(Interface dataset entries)

Content starts

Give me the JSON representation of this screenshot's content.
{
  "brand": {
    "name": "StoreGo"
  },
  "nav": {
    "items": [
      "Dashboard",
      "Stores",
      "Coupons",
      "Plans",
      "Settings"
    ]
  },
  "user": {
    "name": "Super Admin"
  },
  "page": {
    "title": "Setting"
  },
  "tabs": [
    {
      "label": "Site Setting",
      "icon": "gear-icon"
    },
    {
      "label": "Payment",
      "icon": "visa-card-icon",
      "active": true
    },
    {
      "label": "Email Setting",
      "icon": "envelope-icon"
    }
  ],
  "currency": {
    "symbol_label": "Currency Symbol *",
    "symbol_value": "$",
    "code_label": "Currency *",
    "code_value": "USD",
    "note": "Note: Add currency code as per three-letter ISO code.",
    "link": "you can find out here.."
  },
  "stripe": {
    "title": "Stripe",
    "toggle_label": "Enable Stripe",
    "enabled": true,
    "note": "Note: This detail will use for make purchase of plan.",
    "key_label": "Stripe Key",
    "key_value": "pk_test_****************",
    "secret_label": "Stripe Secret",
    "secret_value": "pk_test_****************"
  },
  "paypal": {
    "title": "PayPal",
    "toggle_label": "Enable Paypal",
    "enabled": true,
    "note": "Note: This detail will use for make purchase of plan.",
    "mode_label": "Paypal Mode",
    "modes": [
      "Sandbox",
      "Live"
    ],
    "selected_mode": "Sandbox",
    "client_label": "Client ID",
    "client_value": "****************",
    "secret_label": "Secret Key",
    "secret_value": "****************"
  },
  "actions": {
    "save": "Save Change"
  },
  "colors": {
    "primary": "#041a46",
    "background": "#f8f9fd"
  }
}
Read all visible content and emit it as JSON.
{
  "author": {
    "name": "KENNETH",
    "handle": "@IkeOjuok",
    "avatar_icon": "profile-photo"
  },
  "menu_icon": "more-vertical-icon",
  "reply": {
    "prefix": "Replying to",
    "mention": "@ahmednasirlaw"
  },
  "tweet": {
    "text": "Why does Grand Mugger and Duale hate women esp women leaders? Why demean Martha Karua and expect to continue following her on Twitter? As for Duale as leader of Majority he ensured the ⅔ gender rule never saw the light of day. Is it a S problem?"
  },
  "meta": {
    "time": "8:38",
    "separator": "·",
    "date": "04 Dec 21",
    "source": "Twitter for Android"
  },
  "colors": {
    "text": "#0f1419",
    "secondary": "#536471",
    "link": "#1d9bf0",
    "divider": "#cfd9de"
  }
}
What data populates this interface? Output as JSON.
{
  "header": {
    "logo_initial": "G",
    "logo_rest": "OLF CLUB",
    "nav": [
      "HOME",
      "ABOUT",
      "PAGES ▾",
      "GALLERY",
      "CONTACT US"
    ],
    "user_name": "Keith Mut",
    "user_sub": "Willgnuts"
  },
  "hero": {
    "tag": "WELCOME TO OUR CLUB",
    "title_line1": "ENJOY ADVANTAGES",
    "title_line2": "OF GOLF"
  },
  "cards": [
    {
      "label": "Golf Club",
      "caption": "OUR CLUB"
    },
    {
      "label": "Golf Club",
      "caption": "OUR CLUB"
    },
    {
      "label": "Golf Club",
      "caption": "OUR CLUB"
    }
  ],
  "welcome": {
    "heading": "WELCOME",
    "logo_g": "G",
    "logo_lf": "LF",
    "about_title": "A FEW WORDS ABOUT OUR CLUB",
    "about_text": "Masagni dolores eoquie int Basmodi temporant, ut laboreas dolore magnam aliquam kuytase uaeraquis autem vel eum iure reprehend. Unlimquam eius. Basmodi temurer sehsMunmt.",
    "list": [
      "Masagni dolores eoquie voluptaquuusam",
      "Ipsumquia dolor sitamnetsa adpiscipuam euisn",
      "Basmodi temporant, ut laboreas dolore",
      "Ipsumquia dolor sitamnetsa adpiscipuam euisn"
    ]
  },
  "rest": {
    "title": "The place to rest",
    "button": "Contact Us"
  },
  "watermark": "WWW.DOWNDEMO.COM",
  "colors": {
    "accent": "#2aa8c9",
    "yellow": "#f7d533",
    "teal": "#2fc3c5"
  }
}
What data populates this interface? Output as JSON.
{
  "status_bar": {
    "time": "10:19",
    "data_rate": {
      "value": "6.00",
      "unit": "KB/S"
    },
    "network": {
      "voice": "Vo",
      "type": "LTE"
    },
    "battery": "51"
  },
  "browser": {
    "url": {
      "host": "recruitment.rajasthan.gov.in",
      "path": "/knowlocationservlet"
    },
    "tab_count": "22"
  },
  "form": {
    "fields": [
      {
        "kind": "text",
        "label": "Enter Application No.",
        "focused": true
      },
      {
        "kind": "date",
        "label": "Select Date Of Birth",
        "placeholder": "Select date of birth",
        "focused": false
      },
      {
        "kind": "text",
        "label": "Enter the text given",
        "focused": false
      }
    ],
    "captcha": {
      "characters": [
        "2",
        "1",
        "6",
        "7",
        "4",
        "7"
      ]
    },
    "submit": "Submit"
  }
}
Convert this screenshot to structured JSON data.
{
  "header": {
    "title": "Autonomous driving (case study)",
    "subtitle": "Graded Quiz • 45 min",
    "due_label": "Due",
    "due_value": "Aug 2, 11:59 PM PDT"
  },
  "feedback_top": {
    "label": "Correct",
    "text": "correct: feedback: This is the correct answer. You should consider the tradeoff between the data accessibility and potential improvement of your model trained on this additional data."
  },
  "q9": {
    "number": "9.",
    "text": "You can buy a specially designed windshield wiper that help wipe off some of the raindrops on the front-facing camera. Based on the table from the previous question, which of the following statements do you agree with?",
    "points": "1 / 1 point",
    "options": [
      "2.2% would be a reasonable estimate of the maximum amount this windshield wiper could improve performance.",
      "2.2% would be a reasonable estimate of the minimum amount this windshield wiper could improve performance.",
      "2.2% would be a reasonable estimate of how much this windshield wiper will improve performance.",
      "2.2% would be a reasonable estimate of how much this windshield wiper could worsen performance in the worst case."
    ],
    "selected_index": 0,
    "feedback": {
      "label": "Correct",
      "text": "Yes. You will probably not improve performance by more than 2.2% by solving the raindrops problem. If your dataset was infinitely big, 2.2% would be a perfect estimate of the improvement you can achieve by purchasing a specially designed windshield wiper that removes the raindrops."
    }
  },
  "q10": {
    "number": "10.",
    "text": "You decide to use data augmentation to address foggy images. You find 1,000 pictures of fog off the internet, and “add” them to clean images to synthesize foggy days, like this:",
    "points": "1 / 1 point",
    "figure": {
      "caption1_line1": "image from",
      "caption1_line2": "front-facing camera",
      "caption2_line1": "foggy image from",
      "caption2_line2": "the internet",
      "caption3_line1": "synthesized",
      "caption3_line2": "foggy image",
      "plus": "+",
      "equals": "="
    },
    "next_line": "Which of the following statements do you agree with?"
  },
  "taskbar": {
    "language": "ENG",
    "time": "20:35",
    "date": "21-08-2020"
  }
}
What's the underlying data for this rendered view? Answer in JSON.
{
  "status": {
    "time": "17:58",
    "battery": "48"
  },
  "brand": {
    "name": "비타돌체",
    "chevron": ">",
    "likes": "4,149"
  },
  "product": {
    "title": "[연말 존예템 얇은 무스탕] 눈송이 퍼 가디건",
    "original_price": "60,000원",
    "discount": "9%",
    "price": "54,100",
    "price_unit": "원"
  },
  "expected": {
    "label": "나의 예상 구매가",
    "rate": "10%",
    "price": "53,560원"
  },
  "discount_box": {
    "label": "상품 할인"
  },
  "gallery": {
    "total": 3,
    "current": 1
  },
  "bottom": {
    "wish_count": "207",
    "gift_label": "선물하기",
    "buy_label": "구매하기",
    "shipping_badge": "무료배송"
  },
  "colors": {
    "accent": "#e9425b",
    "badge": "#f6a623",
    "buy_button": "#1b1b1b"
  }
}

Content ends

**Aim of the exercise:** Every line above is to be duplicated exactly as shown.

**Output of the task:**
Give me the JSON representation of this screenshot's content.
{
  "brand": {
    "name": "StoreGo"
  },
  "nav": {
    "items": [
      "Dashboard",
      "Stores",
      "Coupons",
      "Plans",
      "Settings"
    ]
  },
  "user": {
    "name": "Super Admin"
  },
  "page": {
    "title": "Setting"
  },
  "tabs": [
    {
      "label": "Site Setting",
      "icon": "gear-icon"
    },
    {
      "label": "Payment",
      "icon": "visa-card-icon",
      "active": true
    },
    {
      "label": "Email Setting",
      "icon": "envelope-icon"
    }
  ],
  "currency": {
    "symbol_label": "Currency Symbol *",
    "symbol_value": "$",
    "code_label": "Currency *",
    "code_value": "USD",
    "note": "Note: Add currency code as per three-letter ISO code.",
    "link": "you can find out here.."
  },
  "stripe": {
    "title": "Stripe",
    "toggle_label": "Enable Stripe",
    "enabled": true,
    "note": "Note: This detail will use for make purchase of plan.",
    "key_label": "Stripe Key",
    "key_value": "pk_test_****************",
    "secret_label": "Stripe Secret",
    "secret_value": "pk_test_****************"
  },
  "paypal": {
    "title": "PayPal",
    "toggle_label": "Enable Paypal",
    "enabled": true,
    "note": "Note: This detail will use for make purchase of plan.",
    "mode_label": "Paypal Mode",
    "modes": [
      "Sandbox",
      "Live"
    ],
    "selected_mode": "Sandbox",
    "client_label": "Client ID",
    "client_value": "****************",
    "secret_label": "Secret Key",
    "secret_value": "****************"
  },
  "actions": {
    "save": "Save Change"
  },
  "colors": {
    "primary": "#041a46",
    "background": "#f8f9fd"
  }
}
Read all visible content and emit it as JSON.
{
  "author": {
    "name": "KENNETH",
    "handle": "@IkeOjuok",
    "avatar_icon": "profile-photo"
  },
  "menu_icon": "more-vertical-icon",
  "reply": {
    "prefix": "Replying to",
    "mention": "@ahmednasirlaw"
  },
  "tweet": {
    "text": "Why does Grand Mugger and Duale hate women esp women leaders? Why demean Martha Karua and expect to continue following her on Twitter? As for Duale as leader of Majority he ensured the ⅔ gender rule never saw the light of day. Is it a S problem?"
  },
  "meta": {
    "time": "8:38",
    "separator": "·",
    "date": "04 Dec 21",
    "source": "Twitter for Android"
  },
  "colors": {
    "text": "#0f1419",
    "secondary": "#536471",
    "link": "#1d9bf0",
    "divider": "#cfd9de"
  }
}
What data populates this interface? Output as JSON.
{
  "header": {
    "logo_initial": "G",
    "logo_rest": "OLF CLUB",
    "nav": [
      "HOME",
      "ABOUT",
      "PAGES ▾",
      "GALLERY",
      "CONTACT US"
    ],
    "user_name": "Keith Mut",
    "user_sub": "Willgnuts"
  },
  "hero": {
    "tag": "WELCOME TO OUR CLUB",
    "title_line1": "ENJOY ADVANTAGES",
    "title_line2": "OF GOLF"
  },
  "cards": [
    {
      "label": "Golf Club",
      "caption": "OUR CLUB"
    },
    {
      "label": "Golf Club",
      "caption": "OUR CLUB"
    },
    {
      "label": "Golf Club",
      "caption": "OUR CLUB"
    }
  ],
  "welcome": {
    "heading": "WELCOME",
    "logo_g": "G",
    "logo_lf": "LF",
    "about_title": "A FEW WORDS ABOUT OUR CLUB",
    "about_text": "Masagni dolores eoquie int Basmodi temporant, ut laboreas dolore magnam aliquam kuytase uaeraquis autem vel eum iure reprehend. Unlimquam eius. Basmodi temurer sehsMunmt.",
    "list": [
      "Masagni dolores eoquie voluptaquuusam",
      "Ipsumquia dolor sitamnetsa adpiscipuam euisn",
      "Basmodi temporant, ut laboreas dolore",
      "Ipsumquia dolor sitamnetsa adpiscipuam euisn"
    ]
  },
  "rest": {
    "title": "The place to rest",
    "button": "Contact Us"
  },
  "watermark": "WWW.DOWNDEMO.COM",
  "colors": {
    "accent": "#2aa8c9",
    "yellow": "#f7d533",
    "teal": "#2fc3c5"
  }
}
What data populates this interface? Output as JSON.
{
  "status_bar": {
    "time": "10:19",
    "data_rate": {
      "value": "6.00",
      "unit": "KB/S"
    },
    "network": {
      "voice": "Vo",
      "type": "LTE"
    },
    "battery": "51"
  },
  "browser": {
    "url": {
      "host": "recruitment.rajasthan.gov.in",
      "path": "/knowlocationservlet"
    },
    "tab_count": "22"
  },
  "form": {
    "fields": [
      {
        "kind": "text",
        "label": "Enter Application No.",
        "focused": true
      },
      {
        "kind": "date",
        "label": "Select Date Of Birth",
        "placeholder": "Select date of birth",
        "focused": false
      },
      {
        "kind": "text",
        "label": "Enter the text given",
        "focused": false
      }
    ],
    "captcha": {
      "characters": [
        "2",
        "1",
        "6",
        "7",
        "4",
        "7"
      ]
    },
    "submit": "Submit"
  }
}
Convert this screenshot to structured JSON data.
{
  "header": {
    "title": "Autonomous driving (case study)",
    "subtitle": "Graded Quiz • 45 min",
    "due_label": "Due",
    "due_value": "Aug 2, 11:59 PM PDT"
  },
  "feedback_top": {
    "label": "Correct",
    "text": "correct: feedback: This is the correct answer. You should consider the tradeoff between the data accessibility and potential improvement of your model trained on this additional data."
  },
  "q9": {
    "number": "9.",
    "text": "You can buy a specially designed windshield wiper that help wipe off some of the raindrops on the front-facing camera. Based on the table from the previous question, which of the following statements do you agree with?",
    "points": "1 / 1 point",
    "options": [
      "2.2% would be a reasonable estimate of the maximum amount this windshield wiper could improve performance.",
      "2.2% would be a reasonable estimate of the minimum amount this windshield wiper could improve performance.",
      "2.2% would be a reasonable estimate of how much this windshield wiper will improve performance.",
      "2.2% would be a reasonable estimate of how much this windshield wiper could worsen performance in the worst case."
    ],
    "selected_index": 0,
    "feedback": {
      "label": "Correct",
      "text": "Yes. You will probably not improve performance by more than 2.2% by solving the raindrops problem. If your dataset was infinitely big, 2.2% would be a perfect estimate of the improvement you can achieve by purchasing a specially designed windshield wiper that removes the raindrops."
    }
  },
  "q10": {
    "number": "10.",
    "text": "You decide to use data augmentation to address foggy images. You find 1,000 pictures of fog off the internet, and “add” them to clean images to synthesize foggy days, like this:",
    "points": "1 / 1 point",
    "figure": {
      "caption1_line1": "image from",
      "caption1_line2": "front-facing camera",
      "caption2_line1": "foggy image from",
      "caption2_line2": "the internet",
      "caption3_line1": "synthesized",
      "caption3_line2": "foggy image",
      "plus": "+",
      "equals": "="
    },
    "next_line": "Which of the following statements do you agree with?"
  },
  "taskbar": {
    "language": "ENG",
    "time": "20:35",
    "date": "21-08-2020"
  }
}
What's the underlying data for this rendered view? Answer in JSON.
{
  "status": {
    "time": "17:58",
    "battery": "48"
  },
  "brand": {
    "name": "비타돌체",
    "chevron": ">",
    "likes": "4,149"
  },
  "product": {
    "title": "[연말 존예템 얇은 무스탕] 눈송이 퍼 가디건",
    "original_price": "60,000원",
    "discount": "9%",
    "price": "54,100",
    "price_unit": "원"
  },
  "expected": {
    "label": "나의 예상 구매가",
    "rate": "10%",
    "price": "53,560원"
  },
  "discount_box": {
    "label": "상품 할인"
  },
  "gallery": {
    "total": 3,
    "current": 1
  },
  "bottom": {
    "wish_count": "207",
    "gift_label": "선물하기",
    "buy_label": "구매하기",
    "shipping_badge": "무료배송"
  },
  "colors": {
    "accent": "#e9425b",
    "badge": "#f6a623",
    "buy_button": "#1b1b1b"
  }
}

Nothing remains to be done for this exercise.